## WHAT IS NEEDED
Please return every line of the records below that contains the word "names".

#### RECORDS TO PROCESS

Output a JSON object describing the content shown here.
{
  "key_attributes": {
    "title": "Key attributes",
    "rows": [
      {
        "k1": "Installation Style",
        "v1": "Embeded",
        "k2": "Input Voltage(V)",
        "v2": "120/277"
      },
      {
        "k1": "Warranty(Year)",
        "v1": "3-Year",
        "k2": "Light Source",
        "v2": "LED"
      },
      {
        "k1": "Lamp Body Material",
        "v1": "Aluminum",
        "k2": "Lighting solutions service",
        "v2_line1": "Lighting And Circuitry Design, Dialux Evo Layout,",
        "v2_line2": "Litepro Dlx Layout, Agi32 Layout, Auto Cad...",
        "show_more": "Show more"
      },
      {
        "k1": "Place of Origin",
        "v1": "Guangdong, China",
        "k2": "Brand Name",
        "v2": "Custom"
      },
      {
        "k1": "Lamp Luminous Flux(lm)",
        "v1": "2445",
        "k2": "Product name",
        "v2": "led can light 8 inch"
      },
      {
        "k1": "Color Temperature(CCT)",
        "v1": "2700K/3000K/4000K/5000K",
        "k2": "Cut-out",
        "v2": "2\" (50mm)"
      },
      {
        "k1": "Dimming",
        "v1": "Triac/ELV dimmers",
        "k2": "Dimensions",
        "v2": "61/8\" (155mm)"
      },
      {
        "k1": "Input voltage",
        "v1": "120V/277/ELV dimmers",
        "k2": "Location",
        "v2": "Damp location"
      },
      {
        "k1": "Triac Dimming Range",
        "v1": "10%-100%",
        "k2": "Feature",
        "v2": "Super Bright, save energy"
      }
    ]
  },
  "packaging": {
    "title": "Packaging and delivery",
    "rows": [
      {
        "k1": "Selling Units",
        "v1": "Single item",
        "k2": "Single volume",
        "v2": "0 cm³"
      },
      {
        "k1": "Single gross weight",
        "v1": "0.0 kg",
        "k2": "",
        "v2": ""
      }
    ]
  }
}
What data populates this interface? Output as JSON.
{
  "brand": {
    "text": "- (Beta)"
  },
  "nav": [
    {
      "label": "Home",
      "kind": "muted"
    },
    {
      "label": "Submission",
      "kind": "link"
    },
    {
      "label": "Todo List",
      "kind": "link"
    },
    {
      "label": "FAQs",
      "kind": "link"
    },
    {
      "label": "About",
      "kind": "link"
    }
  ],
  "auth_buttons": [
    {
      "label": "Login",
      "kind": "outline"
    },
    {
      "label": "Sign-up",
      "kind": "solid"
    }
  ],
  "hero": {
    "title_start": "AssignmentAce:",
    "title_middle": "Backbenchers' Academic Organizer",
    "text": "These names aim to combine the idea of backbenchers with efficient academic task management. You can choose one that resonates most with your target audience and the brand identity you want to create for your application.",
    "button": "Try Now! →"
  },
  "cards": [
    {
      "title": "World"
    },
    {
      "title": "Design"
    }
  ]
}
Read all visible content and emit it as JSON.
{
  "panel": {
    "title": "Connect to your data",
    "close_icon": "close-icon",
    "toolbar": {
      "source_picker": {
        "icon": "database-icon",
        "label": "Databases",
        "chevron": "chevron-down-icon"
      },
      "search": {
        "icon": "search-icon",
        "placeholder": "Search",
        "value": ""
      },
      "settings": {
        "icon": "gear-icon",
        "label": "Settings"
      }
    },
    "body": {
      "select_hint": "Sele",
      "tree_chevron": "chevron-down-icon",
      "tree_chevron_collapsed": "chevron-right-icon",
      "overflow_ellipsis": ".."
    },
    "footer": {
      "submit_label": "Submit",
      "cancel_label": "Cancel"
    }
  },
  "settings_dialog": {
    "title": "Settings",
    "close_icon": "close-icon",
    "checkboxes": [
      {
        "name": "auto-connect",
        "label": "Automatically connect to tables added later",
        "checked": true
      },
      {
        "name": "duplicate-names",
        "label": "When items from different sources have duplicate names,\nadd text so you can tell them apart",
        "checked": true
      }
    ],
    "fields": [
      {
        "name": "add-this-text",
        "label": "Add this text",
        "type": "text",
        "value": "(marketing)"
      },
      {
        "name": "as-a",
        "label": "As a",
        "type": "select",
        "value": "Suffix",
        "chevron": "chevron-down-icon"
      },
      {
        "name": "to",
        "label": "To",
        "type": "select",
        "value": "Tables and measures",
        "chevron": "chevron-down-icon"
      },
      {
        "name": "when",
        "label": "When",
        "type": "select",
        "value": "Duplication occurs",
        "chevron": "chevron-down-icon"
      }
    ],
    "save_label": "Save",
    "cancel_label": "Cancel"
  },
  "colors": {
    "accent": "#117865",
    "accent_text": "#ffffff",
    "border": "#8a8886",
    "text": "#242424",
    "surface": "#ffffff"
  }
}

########

## FINISHED EXERCISE
    "text": "These names aim to combine the idea of backbenchers with efficient academic task management. You can choose one that resonates most with your target audience and the brand identity you want to create for your application.",
        "name": "duplicate-names",
        "label": "When items from different sources have duplicate names,\nadd text so you can tell them apart",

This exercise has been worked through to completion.